                  If I had to do it over again I would have gotten a DC when I first got into working with power tools. Makes a huge difference!!


                  • #10
                    Re: Dust collector - what would you do differently?

                    Just as a courtesy plug (no affiliation, just a happy customer), Tools-Plus is having a 15% off sale around Thanksgiving. If I rememberthe prices right, the JET 1100 *canister* model is around $550 with that discount.

                    I noticed that one in particular because it's basically what I have. 1.5 HP (110v, FYI), 1100 cfm, 1micron canister.

                    Doing a tad more research for ya...
                    Strangely, the JET 1200 cfm model, which is 2hp, 230v, also 1 micron canister is *cheaper* and would come to around $525.

                    Their shipping is CHEAP, at $6.50 an order. Not bad for an item that usually incurs extra fees.


                    Not as cheap as the HF 2hp unit, but far superior quality, and once you've gone canister, you'll never go back.


                    • #11
                      Re: Dust collector - what would you do differently?

                      I originally bought a Steel City 1.5HP. I didn't like it, it vibrated and was very noisy. I was able to return it and they, after a lot of extra homework the features below are the things I looked at:

                      - price
                      - performance
                      - noise
                      - availability of canister filter

                      I ended up with a 2 HP PennState DC 2000B with a canister filter. It will run on 110@18 amps, but this is not such a good idea, so I decided to run a 220 to my garage.

                      The DC I bought is an overkill for my 1 car garage shop but I'm happy with the purchase and I will be providing a review soon.
                      In order to understand recursion, one must first understand recursion.


                      • #12
                        Re: Dust collector - what would you do differently?

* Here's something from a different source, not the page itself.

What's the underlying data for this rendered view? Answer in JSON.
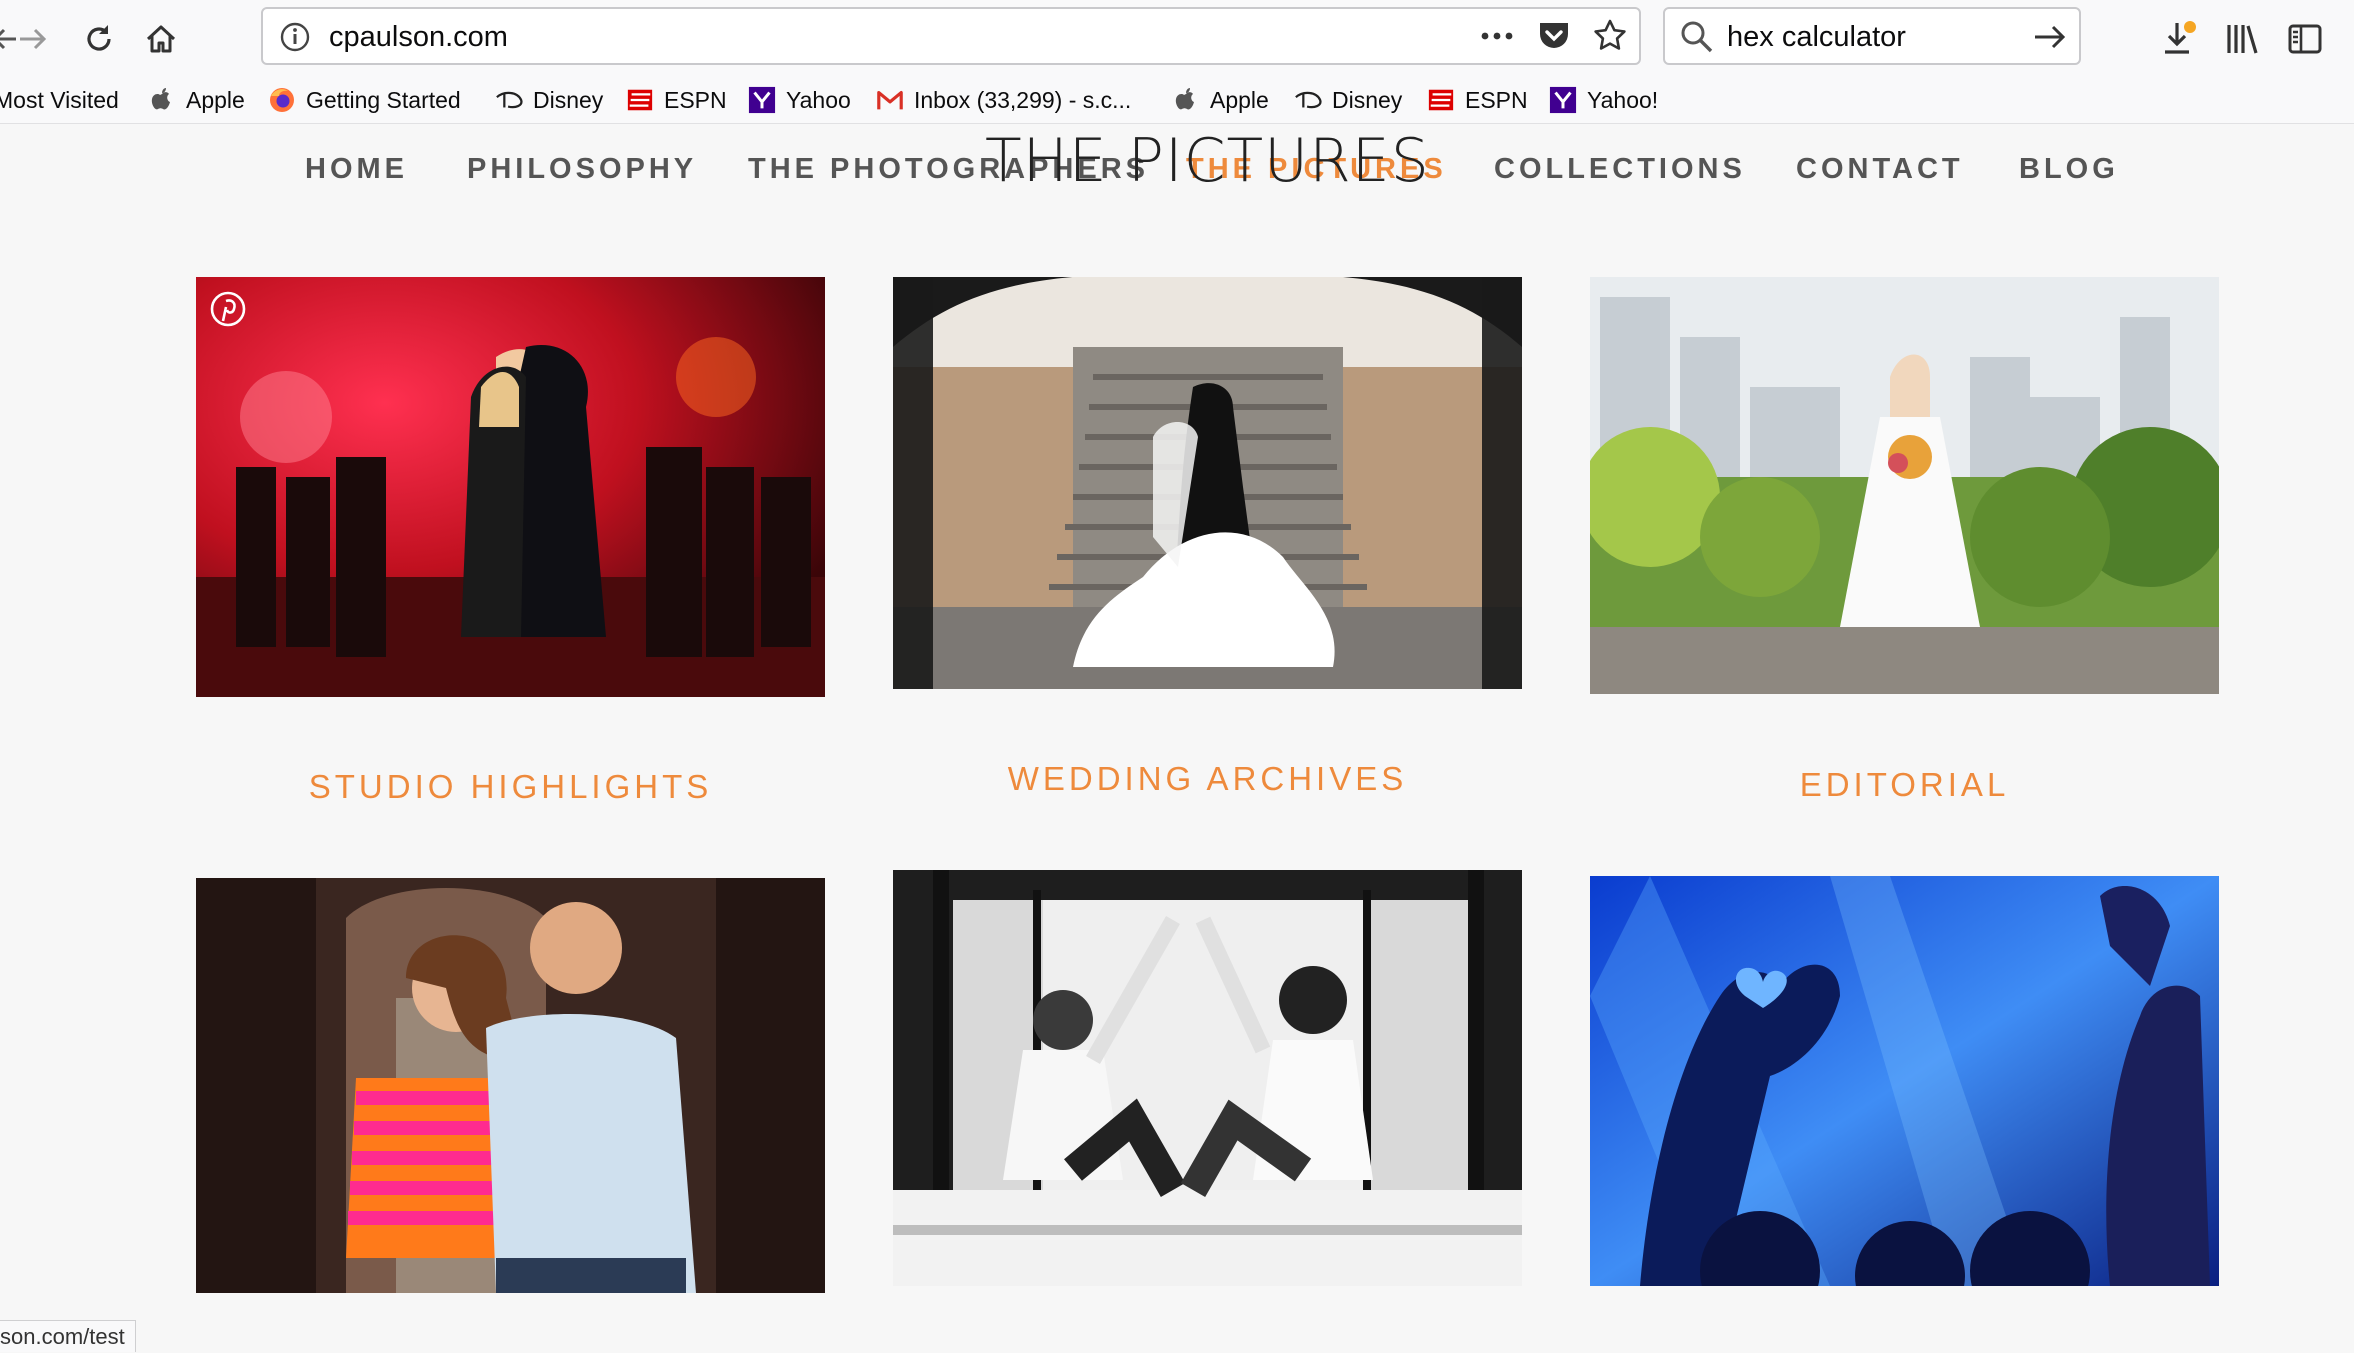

                        There are differences of opinion, of course. I got the infamous $150 Harbor Freight collector, and am very, very happy with it. It is the only DC I've ever had, though, so I might be a little biased....

                        The one thing I would do differently is re: the collector tubing itself. I used the flex stuff for the whole thing, and that is a mistake.

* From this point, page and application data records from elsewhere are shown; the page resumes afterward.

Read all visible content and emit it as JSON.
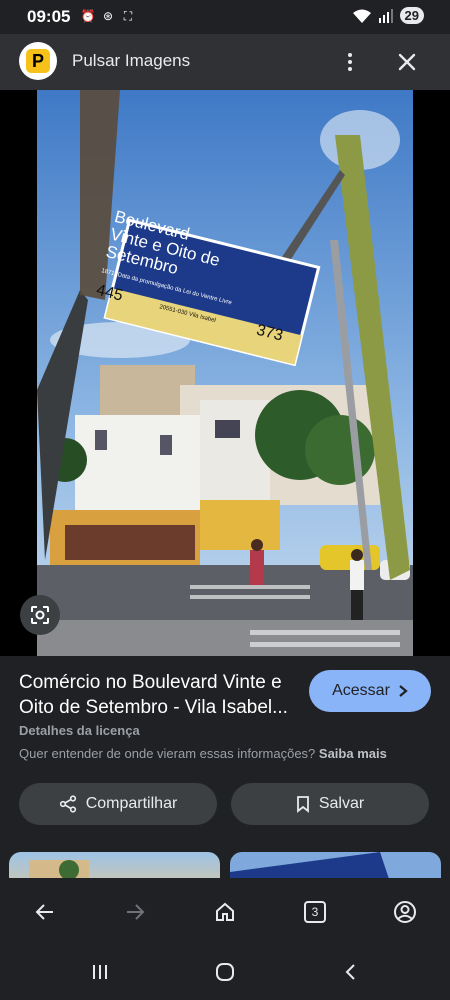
{
  "status_bar": {
    "time": "09:05",
    "battery": "29"
  },
  "header": {
    "title": "Pulsar Imagens",
    "logo_letter": "P"
  },
  "photo": {
    "sign_line1": "Boulevard",
    "sign_line2": "Vinte e Oito de",
    "sign_line3": "Setembro",
    "sign_left_number": "445",
    "sign_right_number": "373",
    "sign_small": "1871. Data da promulgação da Lei do Ventre Livre",
    "sign_cep": "20551-030  Vila Isabel"
  },
  "info": {
    "title": "Comércio no Boulevard Vinte e Oito de Setembro - Vila Isabel...",
    "acessar_label": "Acessar",
    "license_label": "Detalhes da licença",
    "understand_text": "Quer entender de onde vieram essas informações?",
    "saiba_mais": "Saiba mais",
    "share_label": "Compartilhar",
    "save_label": "Salvar"
  },
  "nav": {
    "tab_count": "3"
  },
  "colors": {
    "accent": "#8ab4f8",
    "background": "#202124",
    "surface": "#3c4043",
    "brand_yellow": "#f6c21a"
  }
}
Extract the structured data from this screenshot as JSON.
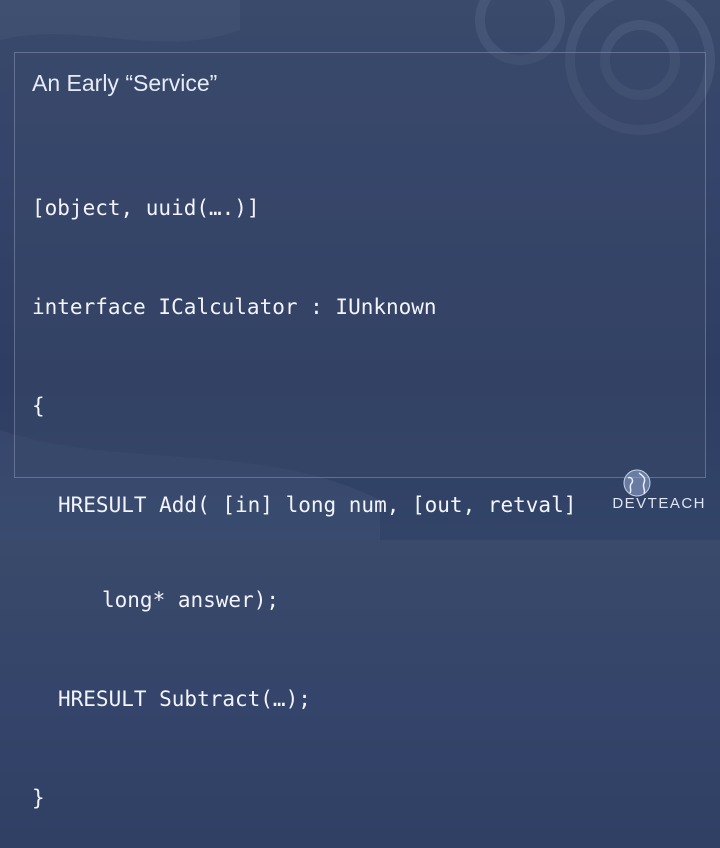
{
  "slide": {
    "title": "An Early “Service”",
    "code_lines": [
      "[object, uuid(….)]",
      "interface ICalculator : IUnknown",
      "{",
      "HRESULT Add( [in] long num, [out, retval]",
      "long* answer);",
      "HRESULT Subtract(…);",
      "}"
    ]
  },
  "branding": {
    "logo_text": "DEVTEACH",
    "logo_icon": "globe-icon"
  },
  "colors": {
    "background": "#34446a",
    "text": "#f2f4fa",
    "title": "#e6ebf5"
  }
}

                        Get the polystyrene septic tank stuff for all of your straight runs. Simple "Fernco" connectors will get you "back on track" with the DC hoses and fittings...

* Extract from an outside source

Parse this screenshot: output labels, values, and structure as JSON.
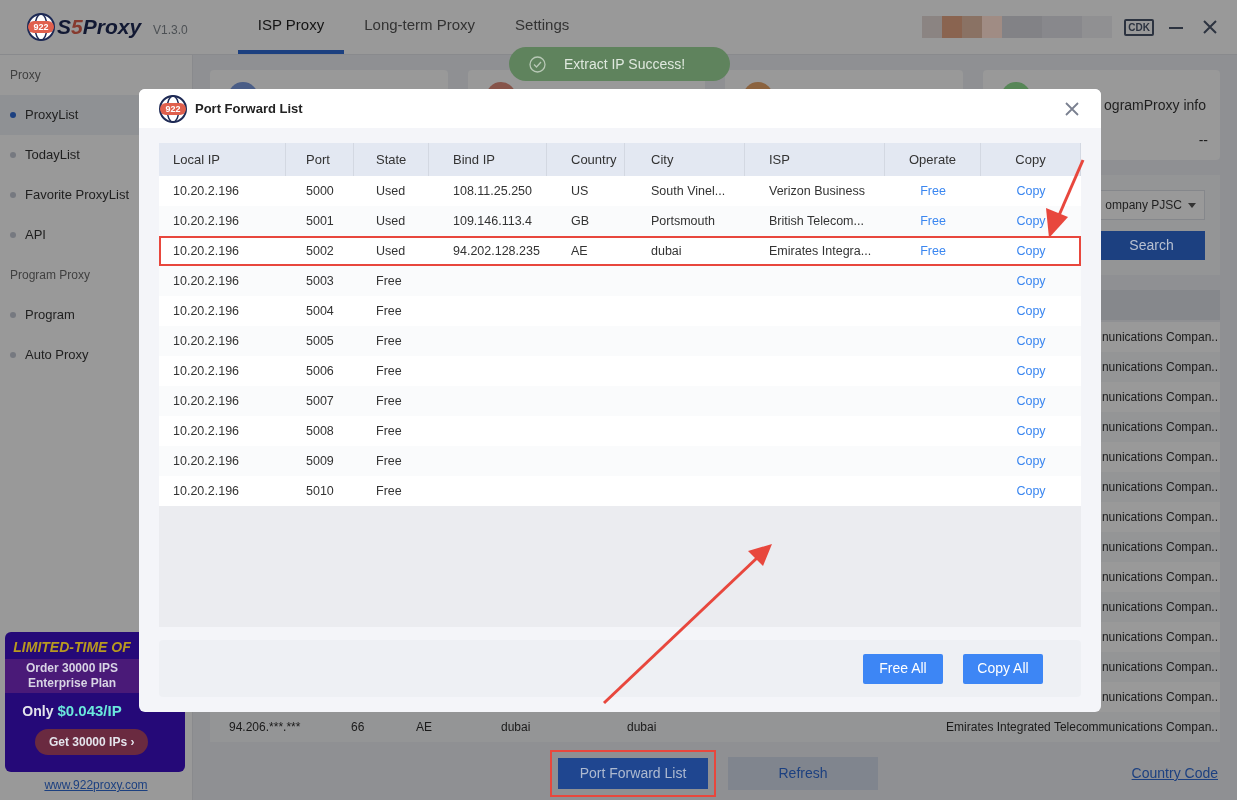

                        HD has the poly and fernco stuff, at least here...


                        • #13
                          Re: Dust collector - what would you do differently?

                          Capturing the harmful fines is called dust collection. Collecting the wood chips ( usually called sawdust) is a benefactor of an effective dust collection strategy.

                          Regardless of whether you use a shop vac, single stage DC unit or a cyclone DC unit, the fact remains that the single most important consideration in dust collection is capturing the fines (1 micron sized particles).

                          And the most effective means of fines mitigation is capturing them as close to the point of creation as possible. The user has to decide what is the best solution to this endeavor. Budget, space, noise are usually the primary factors shaping this decision.

                          An air filtration system is a good means of scrubbing the shop air during and especially after you have finished your work in the shop.

                          As an example of effective dust collection, a table saw needs DC below the blade and above the blade. Often times the collection above the blade is ignored and fines are ejected into the air with great efficiency.

                          I consider my power tools to be glorified wood dust producers and give substantial consideration as to how the tool creates the fines, where those fines are being directed and how best to capture them. Collecting fines from a band saw is less complicated than table saw. And a miter saw is more challenging than the table saw.